Friday, April 18, 2014

Disabled People Need Three Things

Ideas topic iconI had fun a couple weeks ago writing a three-part series of blog posts on different forms of "Ableism”. So, I have decided to do another series, this time fleshing out another “grand unified theory” of disability. I will argue that disabled people of all kinds only really need three things:

1. Accessibility

2. Money

3. Agency

Over the next three days, I will explain what I mean by each of these. For now I just want to clarify that when I talk about things disabled people need, I don’t count things everyone needs … like food, clothes, and shelter. I’m not talking about curing any diseases or lessening our disabilities through therapies. To me, those are separate concerns. What I am looking it is what people with disabilities uniquely need to live well with their disabilities.

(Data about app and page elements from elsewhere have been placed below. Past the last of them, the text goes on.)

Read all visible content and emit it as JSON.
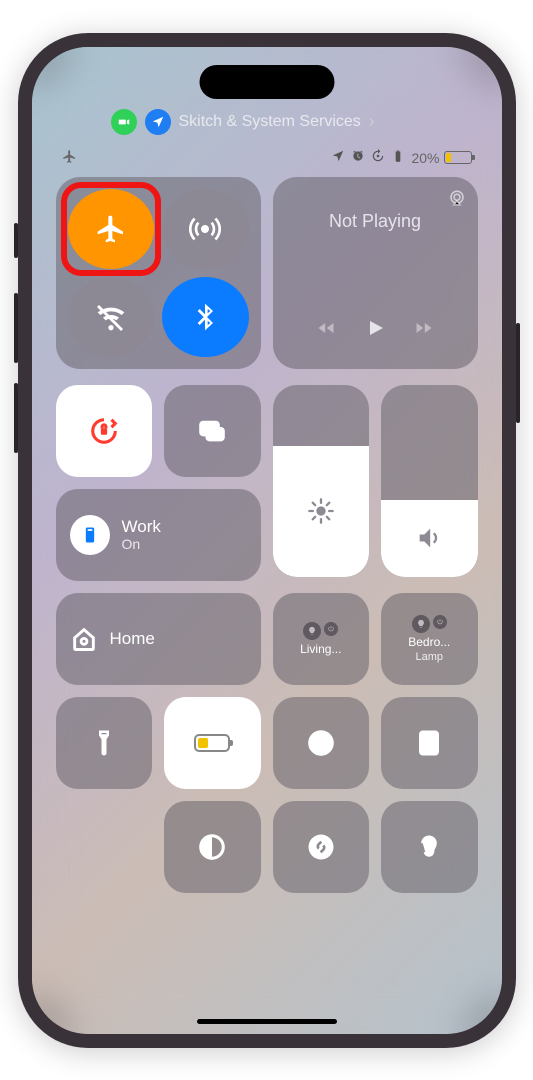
{
  "pills": {
    "label": "Skitch & System Services"
  },
  "status": {
    "battery_pct": "20%"
  },
  "media": {
    "title": "Not Playing"
  },
  "focus": {
    "title": "Work",
    "subtitle": "On"
  },
  "home": {
    "label": "Home"
  },
  "accessories": [
    {
      "line1": "Living..."
    },
    {
      "line1": "Bedro...",
      "line2": "Lamp"
    }
  ]
}
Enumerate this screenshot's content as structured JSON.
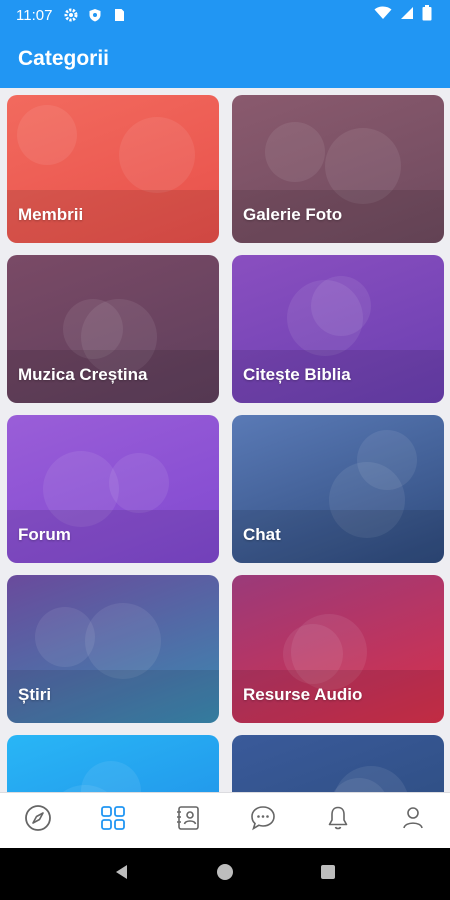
{
  "status_bar": {
    "time": "11:07",
    "icons": [
      "gear-icon",
      "shield-icon",
      "sim-card-icon",
      "wifi-icon",
      "signal-icon",
      "battery-icon"
    ]
  },
  "app_bar": {
    "title": "Categorii"
  },
  "colors": {
    "primary": "#2196f3",
    "nav_active": "#2196f3",
    "nav_inactive": "#666666"
  },
  "categories": [
    {
      "label": "Membrii",
      "gradient": [
        "#f26a5e",
        "#e8504a"
      ]
    },
    {
      "label": "Galerie Foto",
      "gradient": [
        "#8a5a6e",
        "#6e4a5e"
      ]
    },
    {
      "label": "Muzica Creștina",
      "gradient": [
        "#7a4a66",
        "#5e3f5c"
      ]
    },
    {
      "label": "Citește Biblia",
      "gradient": [
        "#8a4fc0",
        "#6a3fb0"
      ]
    },
    {
      "label": "Forum",
      "gradient": [
        "#9a5ed8",
        "#8048d0"
      ]
    },
    {
      "label": "Chat",
      "gradient": [
        "#5a7ab6",
        "#2e4a7c"
      ]
    },
    {
      "label": "Știri",
      "gradient": [
        "#6a4a9c",
        "#3a8ab0"
      ]
    },
    {
      "label": "Resurse Audio",
      "gradient": [
        "#9a3a7a",
        "#d8304a"
      ]
    },
    {
      "label": "",
      "gradient": [
        "#29b6f6",
        "#1e88e5"
      ]
    },
    {
      "label": "",
      "gradient": [
        "#3a5a9a",
        "#2a4a7a"
      ]
    }
  ],
  "bottom_nav": [
    {
      "name": "compass-icon",
      "active": false
    },
    {
      "name": "grid-icon",
      "active": true
    },
    {
      "name": "contacts-icon",
      "active": false
    },
    {
      "name": "chat-bubble-icon",
      "active": false
    },
    {
      "name": "bell-icon",
      "active": false
    },
    {
      "name": "person-icon",
      "active": false
    }
  ],
  "system_nav": [
    "back-icon",
    "home-icon",
    "recents-icon"
  ]
}
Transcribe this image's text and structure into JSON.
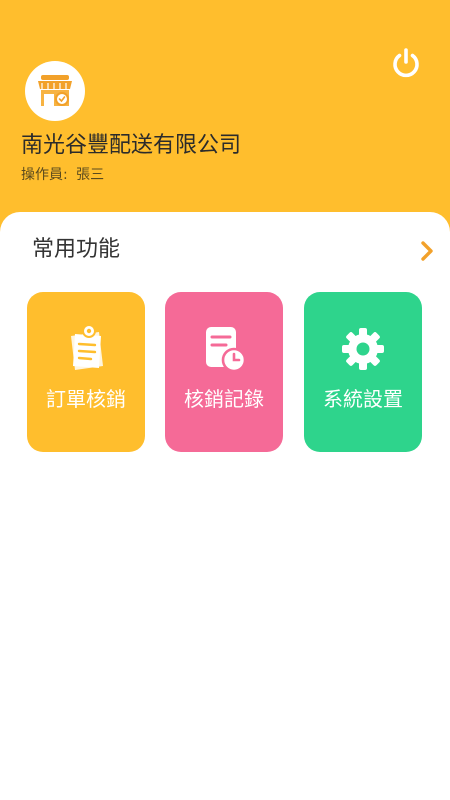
{
  "header": {
    "company_name": "南光谷豐配送有限公司",
    "operator_label": "操作員:",
    "operator_name": "張三",
    "avatar_icon": "store-icon",
    "logout_icon": "power-icon"
  },
  "section": {
    "title": "常用功能",
    "more_icon": "chevron-right-icon"
  },
  "functions": [
    {
      "label": "訂單核銷",
      "icon": "order-verify-icon",
      "color": "#FFBE2D"
    },
    {
      "label": "核銷記錄",
      "icon": "record-clock-icon",
      "color": "#F56A97"
    },
    {
      "label": "系統設置",
      "icon": "gear-icon",
      "color": "#2ED48C"
    }
  ],
  "colors": {
    "primary": "#FFBE2D",
    "accent_orange": "#F2A12A"
  }
}
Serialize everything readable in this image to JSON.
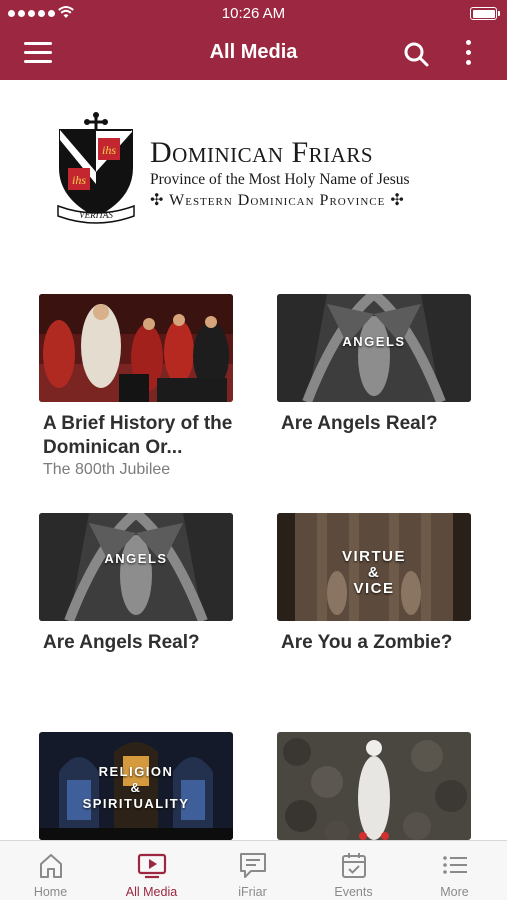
{
  "status_bar": {
    "time": "10:26 AM"
  },
  "header": {
    "title": "All Media"
  },
  "logo": {
    "name": "Dominican Friars",
    "line1": "Province of the Most Holy Name of Jesus",
    "line2": "✣ Western Dominican Province ✣",
    "emblem_text": [
      "ihs",
      "ihs",
      "VERITAS"
    ]
  },
  "media": [
    {
      "title": "A Brief History of the Dominican Or...",
      "subtitle": "The 800th Jubilee",
      "thumb_text": ""
    },
    {
      "title": "Are Angels Real?",
      "subtitle": "",
      "thumb_text": "ANGELS"
    },
    {
      "title": "Are Angels Real?",
      "subtitle": "",
      "thumb_text": "ANGELS"
    },
    {
      "title": "Are You a Zombie?",
      "subtitle": "",
      "thumb_text": "VIRTUE & VICE"
    },
    {
      "title": "",
      "subtitle": "",
      "thumb_text": "RELIGION & SPIRITUALITY"
    },
    {
      "title": "",
      "subtitle": "",
      "thumb_text": ""
    }
  ],
  "tabs": [
    {
      "label": "Home",
      "icon": "home-icon",
      "active": false
    },
    {
      "label": "All Media",
      "icon": "tv-play-icon",
      "active": true
    },
    {
      "label": "iFriar",
      "icon": "chat-bubble-icon",
      "active": false
    },
    {
      "label": "Events",
      "icon": "calendar-icon",
      "active": false
    },
    {
      "label": "More",
      "icon": "list-icon",
      "active": false
    }
  ],
  "colors": {
    "brand": "#9b2740",
    "tab_inactive": "#8a8a8a",
    "text": "#2f2f2f",
    "subtext": "#7c7c7c"
  }
}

Why am I doing this?

I'm doing it because I think we sometimes get so caught up in specific goals that we lose sight of what we really after. There are thousands of disability-related policies to advocate, hard-won victories to defend, and small, incremental improvements to shoot for. But really, they all relate in some way to these three things ... Accessibility, Money, and Agency. Or, they should relate, and if we are working our asses off for something that doesn't relate, then maybe that's a sign we should reassess what we are doing.

Stay tuned!

Photo Of The Day

Photo of a blonde teenager with glasses, standing with he help of a blue wheeled walker, with country road and trees in background
From the Fight Tumblr blog.

Best Article On Assistive Devices

That Crazy Crippled Chick - March 30, 2014

One of the interesting things about “disability pride” is that for people who don’t actually have it, it probably seems like kind of a feeble, made-up attempt to turn lemons into lemonade. I used to think that, myself. I never really felt bad about my disability, but the idea of showing it, embracing it, or celebrating it seemed almost nonsensical to me.

One of the first ways I began to understand a different view was through observing how a lot of disabled people come to see their wheelchairs, crutches, and other assistive devices as more than just tools. I experienced it myself when I used a scooter throughout college and graduate school, and in the same period started using a ventilator at night to help me breathe. I never felt stigmatized by them, and soon I started to feel grateful for them almost like one is grateful to a person. Seeing my scooter or my ventilator after being away from them for a bit made me feel comfort, like I was coming home in a sense.

As I met other disabled people, and got to know some of them online, one thing thing that the happiest, most independent of them had in common was an intimacy and sense of fun about their devices. I don’t know which comes first though. Do you come to embrace and love your wheelchair because you embrace and take pride in your disability identity? Or, does incorporating a wheelchair into your look and personality help you accept and embrace your disability?

This isn’t quite the same discussion “That Crazy Cripple Chick” is having, but what she’s writing about here is closely related, and it is a great starting point for someone who, for whatever reason, can’t seem to view assistive devices with anything but sadness, disappointment, or fear.